The story: Two thugs for hire agree to perform a simple transport job of driving a caged man to his destination and dropping him off. Sounds like easy money but the only problem is the man’s a werewolf.
Opening lines: ‘Okay, it says here that you stole …’ George Orton glanced down at his notebook, then flipped through a few pages. ‘Where did I write that down? Bear with me for a second … yeah, here it is. Sixty-three thousand dollars.’ He whistled. ‘Wow that’s a lot of skimming off the top.’
The review: ‘Wolf Hunt’ is a horror/buddy novel about two likable lugs named George and Lou who botch a transport job, allowing a caged man named Ivan to escape.
George and Lou are told Ivan is a lycanthrope but remain skeptical until Ivan surprises George by actually transforming into a werewolf. Ivan gets away and embarks on a killing spree.

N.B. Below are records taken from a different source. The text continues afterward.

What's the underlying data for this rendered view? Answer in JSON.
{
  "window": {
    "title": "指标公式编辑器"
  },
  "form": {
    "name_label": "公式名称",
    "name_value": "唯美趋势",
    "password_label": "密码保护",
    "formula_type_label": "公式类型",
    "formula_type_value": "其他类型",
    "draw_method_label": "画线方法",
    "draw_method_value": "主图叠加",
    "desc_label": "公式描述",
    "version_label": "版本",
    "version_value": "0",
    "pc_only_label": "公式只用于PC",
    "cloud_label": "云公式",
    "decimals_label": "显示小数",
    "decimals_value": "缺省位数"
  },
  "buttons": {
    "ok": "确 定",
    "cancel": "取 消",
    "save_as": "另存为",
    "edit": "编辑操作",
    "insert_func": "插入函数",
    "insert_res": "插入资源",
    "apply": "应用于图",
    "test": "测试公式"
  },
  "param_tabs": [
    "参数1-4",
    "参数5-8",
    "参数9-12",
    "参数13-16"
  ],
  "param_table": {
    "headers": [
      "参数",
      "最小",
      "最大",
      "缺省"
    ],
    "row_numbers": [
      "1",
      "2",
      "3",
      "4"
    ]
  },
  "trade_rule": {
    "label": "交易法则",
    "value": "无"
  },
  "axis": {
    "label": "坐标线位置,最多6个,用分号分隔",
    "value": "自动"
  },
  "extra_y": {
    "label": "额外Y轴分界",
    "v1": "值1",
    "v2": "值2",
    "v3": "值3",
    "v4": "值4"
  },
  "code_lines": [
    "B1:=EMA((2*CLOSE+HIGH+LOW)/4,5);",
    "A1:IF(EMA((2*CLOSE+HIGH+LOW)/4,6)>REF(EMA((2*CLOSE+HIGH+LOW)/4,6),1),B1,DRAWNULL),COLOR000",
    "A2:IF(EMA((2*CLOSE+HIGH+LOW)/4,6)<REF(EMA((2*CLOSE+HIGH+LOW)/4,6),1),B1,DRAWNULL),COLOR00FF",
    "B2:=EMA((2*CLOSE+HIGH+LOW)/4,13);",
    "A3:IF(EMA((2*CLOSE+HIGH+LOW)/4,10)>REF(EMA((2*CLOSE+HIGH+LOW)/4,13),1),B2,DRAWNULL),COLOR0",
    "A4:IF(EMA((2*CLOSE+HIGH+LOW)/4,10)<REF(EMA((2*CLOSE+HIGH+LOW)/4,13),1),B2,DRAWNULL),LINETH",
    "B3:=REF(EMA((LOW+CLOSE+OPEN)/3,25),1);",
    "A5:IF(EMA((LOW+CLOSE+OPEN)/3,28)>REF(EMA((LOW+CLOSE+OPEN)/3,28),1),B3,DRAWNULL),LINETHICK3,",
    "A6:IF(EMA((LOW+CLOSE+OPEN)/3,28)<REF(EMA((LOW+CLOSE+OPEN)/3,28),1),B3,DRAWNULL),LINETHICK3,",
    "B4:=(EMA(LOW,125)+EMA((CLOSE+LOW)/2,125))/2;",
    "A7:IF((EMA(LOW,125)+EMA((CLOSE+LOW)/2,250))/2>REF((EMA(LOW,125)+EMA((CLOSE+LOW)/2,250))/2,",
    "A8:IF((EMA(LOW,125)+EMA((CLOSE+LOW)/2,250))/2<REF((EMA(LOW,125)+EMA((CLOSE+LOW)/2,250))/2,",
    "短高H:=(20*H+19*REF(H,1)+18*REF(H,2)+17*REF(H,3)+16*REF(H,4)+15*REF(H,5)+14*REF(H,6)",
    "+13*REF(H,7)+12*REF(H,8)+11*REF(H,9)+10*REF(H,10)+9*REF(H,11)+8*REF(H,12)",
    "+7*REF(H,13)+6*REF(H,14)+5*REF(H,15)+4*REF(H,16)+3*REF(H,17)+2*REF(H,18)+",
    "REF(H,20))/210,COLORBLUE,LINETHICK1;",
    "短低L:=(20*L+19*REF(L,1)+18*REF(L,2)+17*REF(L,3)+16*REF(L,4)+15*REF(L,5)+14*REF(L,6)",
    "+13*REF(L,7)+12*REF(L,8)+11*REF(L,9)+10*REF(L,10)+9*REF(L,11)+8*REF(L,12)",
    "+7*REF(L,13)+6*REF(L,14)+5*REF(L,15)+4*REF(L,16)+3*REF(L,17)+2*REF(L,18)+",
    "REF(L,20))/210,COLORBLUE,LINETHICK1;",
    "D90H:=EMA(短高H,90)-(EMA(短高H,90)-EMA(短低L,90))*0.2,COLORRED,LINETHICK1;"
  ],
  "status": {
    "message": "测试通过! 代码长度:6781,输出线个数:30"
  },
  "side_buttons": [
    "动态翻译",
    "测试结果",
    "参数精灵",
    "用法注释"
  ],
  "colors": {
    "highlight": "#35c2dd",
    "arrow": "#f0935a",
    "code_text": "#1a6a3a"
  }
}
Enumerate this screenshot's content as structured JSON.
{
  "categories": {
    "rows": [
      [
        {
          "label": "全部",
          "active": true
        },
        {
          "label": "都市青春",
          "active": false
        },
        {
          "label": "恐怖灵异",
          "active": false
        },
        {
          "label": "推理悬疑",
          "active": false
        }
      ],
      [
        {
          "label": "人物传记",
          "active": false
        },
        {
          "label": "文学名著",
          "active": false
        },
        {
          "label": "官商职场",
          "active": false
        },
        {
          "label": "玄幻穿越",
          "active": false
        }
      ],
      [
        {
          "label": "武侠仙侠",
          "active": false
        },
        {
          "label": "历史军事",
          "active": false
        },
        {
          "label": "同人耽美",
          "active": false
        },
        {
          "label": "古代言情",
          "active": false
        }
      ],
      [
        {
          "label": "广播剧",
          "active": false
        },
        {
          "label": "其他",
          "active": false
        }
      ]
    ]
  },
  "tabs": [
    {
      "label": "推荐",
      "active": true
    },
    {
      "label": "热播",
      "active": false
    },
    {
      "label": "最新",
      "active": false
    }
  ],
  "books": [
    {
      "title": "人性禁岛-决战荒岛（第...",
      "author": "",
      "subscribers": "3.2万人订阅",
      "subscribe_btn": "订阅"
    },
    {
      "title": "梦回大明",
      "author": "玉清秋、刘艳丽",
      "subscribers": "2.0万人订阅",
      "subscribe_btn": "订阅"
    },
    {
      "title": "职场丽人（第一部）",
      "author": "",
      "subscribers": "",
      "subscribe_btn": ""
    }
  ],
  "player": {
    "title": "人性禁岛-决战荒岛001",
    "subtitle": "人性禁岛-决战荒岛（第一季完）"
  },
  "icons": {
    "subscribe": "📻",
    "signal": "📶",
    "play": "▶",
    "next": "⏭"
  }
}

George feels guilty, accepts the blame and convinces his buddy Lou to help him hunt down the murderous werewolf.
An innocent bystander named Michele also goes along for the ride.
Ivan’s capture is not guaranteed because he can transform at will into a powerful beast with sharp fangs and dagger-like claws. And bullets don't kill him.
The strength of ‘Wolf Hunt’ is the dialogue. The rapid-fire banter from George, Lou and Ivan create conflict while naturally strengthening the bond among the characters.
When a stressed-out George angrily tells his boss Ricky that he pissed in his coffee cup twice a week, he immediately recants.
‘Okay, that’s not true. I never did that. Take care of yourself, Ricky.’ George hung up the phone. ‘He’s a rotten little prick,’ he said to Lou, ‘but he deserves to enjoy his cup of coffee in the morning.’
The exchange, like many in the book, is brief but telling. George may be a thug but he isn't a jerk, and that distinction is important to him.
‘Wolf Hunt’ is one wild and hairy ride for readers who enjoy a little zaniness on their horror trips.